Army regulations do not require any type of specific order before intelligence files can be destroyed, and none was prepared in connection with the destruction of the Oswald file. As a rule, investigative information on persons not directly affiliated with the Defense Department can be retained in Army files only for short periods of time and in carefully regulated circumstances. The Oswald file was destroyed routinely in accordance with normal files management procedures, as are thousands of intelligence files annually.(227)

The committee found this “routine” destruction of the Oswald file extremely troublesome, especially when viewed in light of the Department of Defense’s failure to make this file available to the Warren Commission. Despite the credibility of Jones’ testimony, without access to this file, the question of Oswald’s possible affiliation with military intelligence could not be fully resolved. (18) The Oswald photograph in Office of Naval Intelligence files.– The Office of Naval Intelligence’s (ONI) Oswald file contained a photograph of Oswald, taken at the approximate time of his Marine Corps induction. It was contained in an envelope that had on it the language “REC’D 14 November 1963” and “CIA 77978.” (228) These markings raised the possibility that Oswald had been in some way associated with the CIA.

In response to it committee inquiry, the Department of Defense stated that the photograph had been obtained by ONI as a result of an October 4, 1963 CIA request for two copies of the most recent photographs of Oswald so that an attempt could be made to verify his reported presence in Mexico City. The requested copies, however, were not made available to the CIA until after the President’s assassination.34 Because of the absence of documentation, no explanation could be given for how or when the Office of Naval Intelligence received this particular photograph of Oswald. (229)
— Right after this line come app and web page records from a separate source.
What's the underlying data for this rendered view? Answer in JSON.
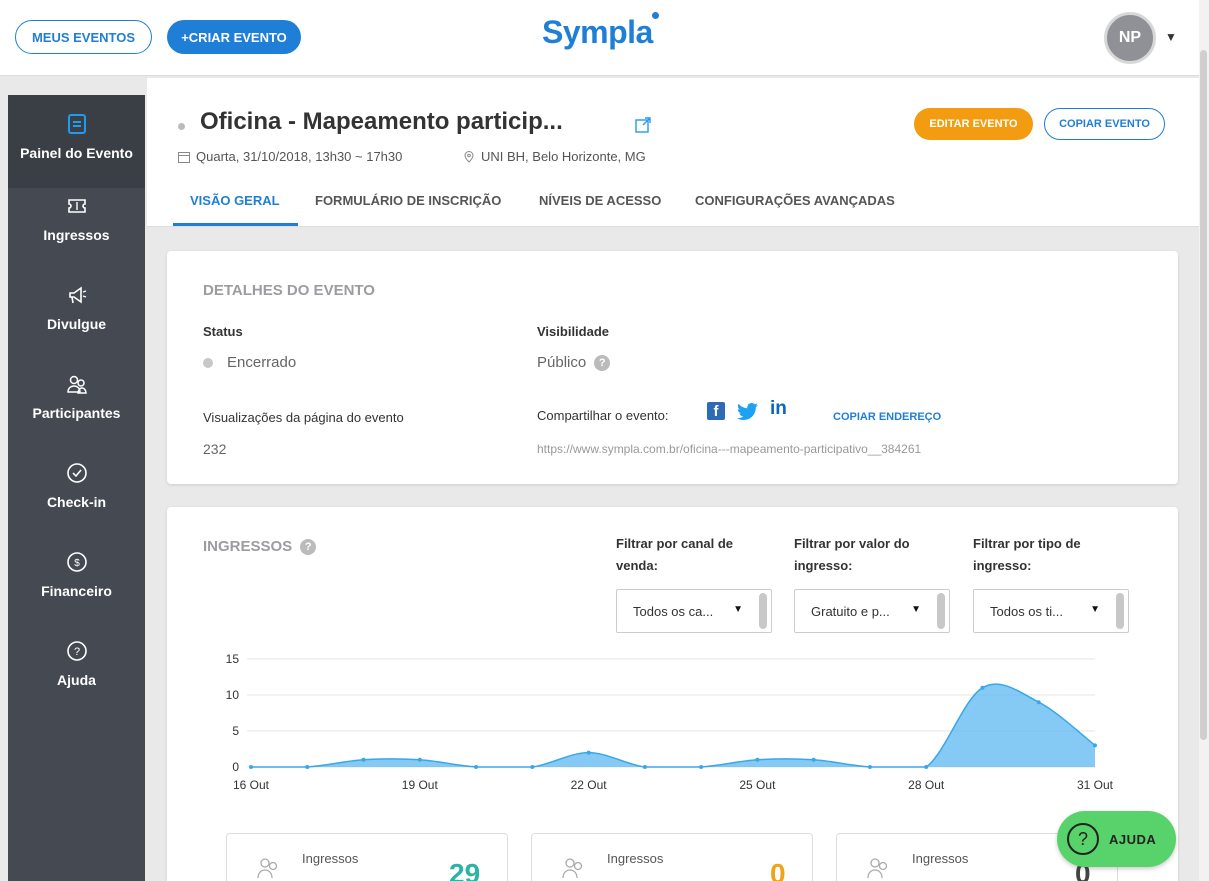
{
  "topbar": {
    "my_events_label": "MEUS EVENTOS",
    "create_event_label": "+CRIAR EVENTO",
    "logo_text": "Sympla",
    "avatar_initials": "NP"
  },
  "sidebar": {
    "items": [
      {
        "label": "Painel do Evento",
        "icon": "dashboard-icon"
      },
      {
        "label": "Ingressos",
        "icon": "ticket-icon"
      },
      {
        "label": "Divulgue",
        "icon": "megaphone-icon"
      },
      {
        "label": "Participantes",
        "icon": "users-icon"
      },
      {
        "label": "Check-in",
        "icon": "check-icon"
      },
      {
        "label": "Financeiro",
        "icon": "money-icon"
      },
      {
        "label": "Ajuda",
        "icon": "help-icon"
      }
    ]
  },
  "event": {
    "title": "Oficina - Mapeamento particip...",
    "date": "Quarta, 31/10/2018, 13h30 ~ 17h30",
    "location": "UNI BH, Belo Horizonte, MG",
    "edit_label": "EDITAR EVENTO",
    "copy_label": "COPIAR EVENTO",
    "tabs": [
      "VISÃO GERAL",
      "FORMULÁRIO DE INSCRIÇÃO",
      "NÍVEIS DE ACESSO",
      "CONFIGURAÇÕES AVANÇADAS"
    ]
  },
  "details": {
    "section_title": "DETALHES DO EVENTO",
    "status_label": "Status",
    "status_value": "Encerrado",
    "visibility_label": "Visibilidade",
    "visibility_value": "Público",
    "views_label": "Visualizações da página do evento",
    "views_value": "232",
    "share_label": "Compartilhar o evento:",
    "copy_address_label": "COPIAR ENDEREÇO",
    "url": "https://www.sympla.com.br/oficina---mapeamento-participativo__384261"
  },
  "tickets": {
    "section_title": "INGRESSOS",
    "filters": [
      {
        "label": "Filtrar por canal de venda:",
        "value": "Todos os ca..."
      },
      {
        "label": "Filtrar por valor do ingresso:",
        "value": "Gratuito e p..."
      },
      {
        "label": "Filtrar por tipo de ingresso:",
        "value": "Todos os ti..."
      }
    ],
    "stats": [
      {
        "label": "Ingressos",
        "value": "29",
        "color": "#2bb3a3"
      },
      {
        "label": "Ingressos",
        "value": "0",
        "color": "#f0a21a"
      },
      {
        "label": "Ingressos",
        "value": "0",
        "color": "#444444"
      }
    ]
  },
  "chart_data": {
    "type": "area",
    "x": [
      "16 Out",
      "17 Out",
      "18 Out",
      "19 Out",
      "20 Out",
      "21 Out",
      "22 Out",
      "23 Out",
      "24 Out",
      "25 Out",
      "26 Out",
      "27 Out",
      "28 Out",
      "29 Out",
      "30 Out",
      "31 Out"
    ],
    "x_tick_labels": [
      "16 Out",
      "19 Out",
      "22 Out",
      "25 Out",
      "28 Out",
      "31 Out"
    ],
    "values": [
      0,
      0,
      1,
      1,
      0,
      0,
      2,
      0,
      0,
      1,
      1,
      0,
      0,
      11,
      9,
      3
    ],
    "ylim": [
      0,
      15
    ],
    "y_ticks": [
      0,
      5,
      10,
      15
    ],
    "grid": true,
    "color": "#5bb8f0"
  },
  "help": {
    "label": "AJUDA"
  }
}
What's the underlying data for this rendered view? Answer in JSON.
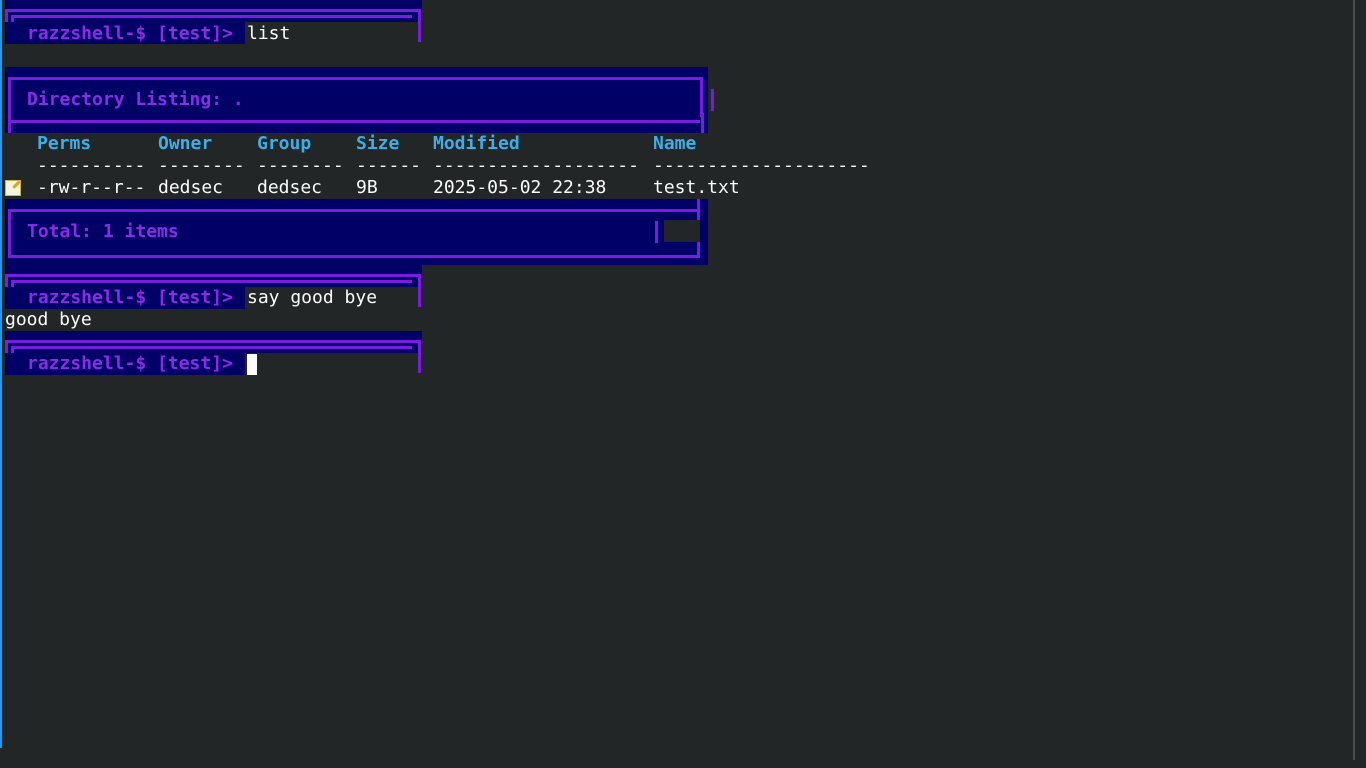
{
  "terminal": {
    "prompt": "razzshell-$ [test]>",
    "commands": [
      {
        "input": "list"
      },
      {
        "input": "say good bye",
        "output": "good bye"
      },
      {
        "input": ""
      }
    ]
  },
  "listing": {
    "title": "Directory Listing: .",
    "columns": [
      "Perms",
      "Owner",
      "Group",
      "Size",
      "Modified",
      "Name"
    ],
    "dashes": [
      "----------",
      "--------",
      "--------",
      "------",
      "-------------------",
      "--------------------"
    ],
    "rows": [
      {
        "icon": "memo-icon",
        "perms": "-rw-r--r--",
        "owner": "dedsec",
        "group": "dedsec",
        "size": "9B",
        "modified": "2025-05-02 22:38",
        "name": "test.txt"
      }
    ],
    "total": "Total: 1 items"
  },
  "colors": {
    "background": "#232627",
    "banner": "#000066",
    "frame": "#7a1be0",
    "prompt": "#8b2be6",
    "header": "#3daee9",
    "text": "#fcfcfc"
  }
}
The committee’s review of CIA cable traffic confirmed that cable No. 77978, dated October 24, 1963, was in fact a request for two copies of the Department of the Navy’s most recent photograph of Lee Henry [sic] Oswald. Moreover, review of other cable traffic corroborated the Agency’s desire to determine whether Lee Harvey Oswald had, in fact, been in Mexico City. (230)

The committee concluded, therefore, that the ONI photograph of Oswald bearing a reference to the CIA, was not evidence that Oswald was a CIA agent. Again, however, the destruction of the military file on Oswald prevented the committee from resolving the question of Oswald’s possible affiliation with military intelligence.

(19) Oswald in Mexico City.–The committee also considered whether Oswald’s activities in Mexico City in the fall of 1963 were indicative of a relationship between him and the CIA. This aspect of the committee’s investigation involved a complete review both of alleged Oswald associates and of various CIA operations outside of the United States. (231)

The committee found no evidence of any relationship between Oswald and the CIA. Moreover, the Agency’s investigative efforts prior to the assassination regarding Oswald’s presence in Mexico City served to confirm the absence of any relationship with him. Specifically, when apprised of his possible presence in Mexico City, the Agency both initiated internal inquiries concerning his background and, once informed of his Soviet experience, notified other potentially interested Federal agencies of his possible contact with the Soviet Embassy in Mexico City. (232) Conclusion

Based on the committee’s entire investigation, it concluded that the Secret Service, FBI and CIA were not involved in the assassination. The committee concluded that it is probable that the President was assassinated as a result of a conspiracy. Nothing in the committee’s investigation pointed to official involvement in that conspiracy. While the committee frankly acknowledged that its investigation was not able to identify the members of the conspiracy besides Oswald, or the extent of the conspiracy, the committee believed that it did not include the Secret Service, Federal Bureau of Investigation, or Central Intelligence Agency.”  House Select Committe on Assassinations, Report–Findings; Part 1-C: https://www.archives.gov/research/jfk/select-committee-report/part-1c.html.